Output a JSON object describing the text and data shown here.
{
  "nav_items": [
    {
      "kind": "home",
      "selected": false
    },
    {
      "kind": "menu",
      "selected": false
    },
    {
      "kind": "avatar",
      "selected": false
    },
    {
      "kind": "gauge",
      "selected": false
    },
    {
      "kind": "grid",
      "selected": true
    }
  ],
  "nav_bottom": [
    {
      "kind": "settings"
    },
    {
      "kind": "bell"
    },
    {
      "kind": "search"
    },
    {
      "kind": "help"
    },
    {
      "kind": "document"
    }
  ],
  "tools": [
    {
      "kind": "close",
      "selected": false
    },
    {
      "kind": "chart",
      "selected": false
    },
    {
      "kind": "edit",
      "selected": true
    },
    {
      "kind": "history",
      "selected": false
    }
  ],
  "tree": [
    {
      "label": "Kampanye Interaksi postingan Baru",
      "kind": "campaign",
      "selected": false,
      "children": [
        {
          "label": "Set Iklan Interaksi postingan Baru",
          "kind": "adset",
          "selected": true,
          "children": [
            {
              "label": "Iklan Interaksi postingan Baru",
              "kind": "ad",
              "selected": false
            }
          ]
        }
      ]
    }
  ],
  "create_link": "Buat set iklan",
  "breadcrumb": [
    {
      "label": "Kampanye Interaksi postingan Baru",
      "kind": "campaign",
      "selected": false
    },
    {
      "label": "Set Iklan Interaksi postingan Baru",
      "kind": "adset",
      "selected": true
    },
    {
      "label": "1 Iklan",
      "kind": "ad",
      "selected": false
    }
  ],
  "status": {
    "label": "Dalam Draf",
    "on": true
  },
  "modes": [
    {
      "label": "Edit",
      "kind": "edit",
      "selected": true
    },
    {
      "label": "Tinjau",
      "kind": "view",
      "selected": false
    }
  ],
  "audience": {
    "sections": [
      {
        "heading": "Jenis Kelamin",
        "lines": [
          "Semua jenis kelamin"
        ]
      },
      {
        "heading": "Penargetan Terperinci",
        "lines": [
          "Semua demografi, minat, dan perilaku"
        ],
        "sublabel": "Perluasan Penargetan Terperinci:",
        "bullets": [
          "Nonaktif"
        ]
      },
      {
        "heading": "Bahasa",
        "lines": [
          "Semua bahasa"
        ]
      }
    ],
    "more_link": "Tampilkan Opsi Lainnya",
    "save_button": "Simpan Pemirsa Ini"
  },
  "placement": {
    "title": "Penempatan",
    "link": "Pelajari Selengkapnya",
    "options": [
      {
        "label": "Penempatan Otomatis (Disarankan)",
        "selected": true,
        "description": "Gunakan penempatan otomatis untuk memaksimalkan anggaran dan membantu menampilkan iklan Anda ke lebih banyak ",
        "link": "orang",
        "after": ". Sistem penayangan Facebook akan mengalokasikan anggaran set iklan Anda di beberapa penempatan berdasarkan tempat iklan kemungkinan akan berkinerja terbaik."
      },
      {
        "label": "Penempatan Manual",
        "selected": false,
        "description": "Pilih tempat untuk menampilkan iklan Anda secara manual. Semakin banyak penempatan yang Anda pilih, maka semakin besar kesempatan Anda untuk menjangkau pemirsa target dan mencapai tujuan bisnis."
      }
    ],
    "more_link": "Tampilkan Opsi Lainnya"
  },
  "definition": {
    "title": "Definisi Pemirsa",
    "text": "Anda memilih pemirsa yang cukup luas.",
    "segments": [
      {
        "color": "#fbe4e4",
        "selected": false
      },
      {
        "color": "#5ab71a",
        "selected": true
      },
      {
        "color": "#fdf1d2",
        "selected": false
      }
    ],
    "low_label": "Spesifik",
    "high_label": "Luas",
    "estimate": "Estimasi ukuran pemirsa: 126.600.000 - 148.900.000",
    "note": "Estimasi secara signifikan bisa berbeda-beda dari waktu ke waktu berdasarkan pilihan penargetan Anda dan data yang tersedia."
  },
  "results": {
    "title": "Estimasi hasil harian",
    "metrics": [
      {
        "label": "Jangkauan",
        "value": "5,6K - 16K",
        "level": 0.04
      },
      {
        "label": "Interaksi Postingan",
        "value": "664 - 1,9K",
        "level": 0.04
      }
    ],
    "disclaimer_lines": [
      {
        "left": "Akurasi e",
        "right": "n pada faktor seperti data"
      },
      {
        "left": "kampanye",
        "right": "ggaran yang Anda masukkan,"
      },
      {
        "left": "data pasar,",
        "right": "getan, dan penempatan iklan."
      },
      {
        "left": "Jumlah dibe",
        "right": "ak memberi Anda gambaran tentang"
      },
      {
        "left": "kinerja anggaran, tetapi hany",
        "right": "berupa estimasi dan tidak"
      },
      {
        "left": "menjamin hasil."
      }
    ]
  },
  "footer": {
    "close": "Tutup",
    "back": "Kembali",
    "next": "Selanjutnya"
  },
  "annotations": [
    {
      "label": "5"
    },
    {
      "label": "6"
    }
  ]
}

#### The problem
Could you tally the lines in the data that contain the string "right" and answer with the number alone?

#### Task response
5